Posted by: Caileigh Robertson, Communications Moving a giraffe is one tall order, but zookeepers at Woodland Park Zoo know just how to handle it. On May 30, we welcomed nearly 2-year-old Dave the giraffe to our herd, all the way from Chicago’s Brookfield Zoo. Dave steps out of the trailer and into his new home at Woodland Park Zoo. Photo by Kirsten Pisto/Woodland Park Zoo. Dave made the 2,000-mile trek from the Chicago area in an extra tall trailer, offering greater neck and leg room for the long haul. The heightened trailer is equipped with slip-proof flooring and lots of bedding for resting. At his young age, Dave is not quite full grown, reaching just under 11 feet tall. His smaller stature made for a more comfortable move. To ensure a smooth transition from Brookfield Zoo, we worked together to find experienced drivers who specialize in large animal transportation for zoos nationwide. The extra tall trailer provided stretching room for the young giraffe. Photo by Kirs

Rare pheasant hatches
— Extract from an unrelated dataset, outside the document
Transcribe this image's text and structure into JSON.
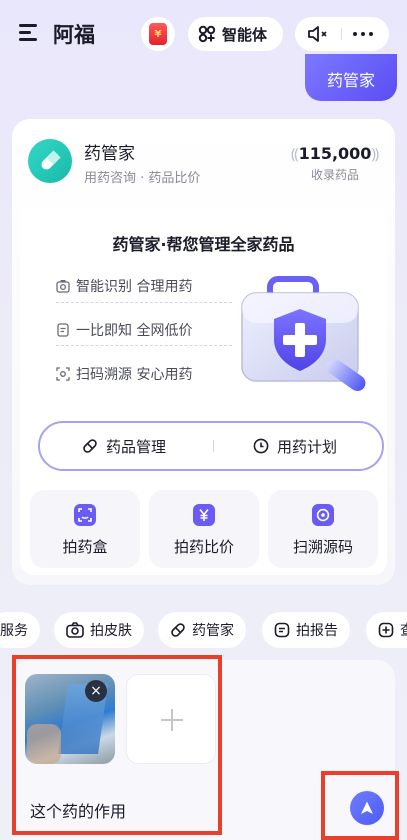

Posted by: Gigi Allianic, Communications The chick was photographed here at 8 days old. Photo by Ryan Hawk/Woodland Park Zoo. For the first time at Woodland Park Zoo, an Edwards’s pheasant has hatched—a bird that is believed to be extinct in the wild! The Edwards’s pheasant is not exactly common in zoos either. Only 15 individuals live in seven zoos accredited by the Association of Zoos & Aquariums. We have been providing a home for a pair since 2012. Photo by Ryan Hawk/Woodland Park Zoo. You can see the 6-year-old mother and 1-year-old father in our Conservation Aviary located in the Temperate Forest zone. The little chick, now just under 2 weeks old, is being hand-reared by zookeepers behind the scenes to help ensure it gains weight as expected of a growing chick and hits all of its important developmental milestones. With such a significant hatching of such a rare species, we’re taking extra precautions to ensure its health and survival. A close up of the ch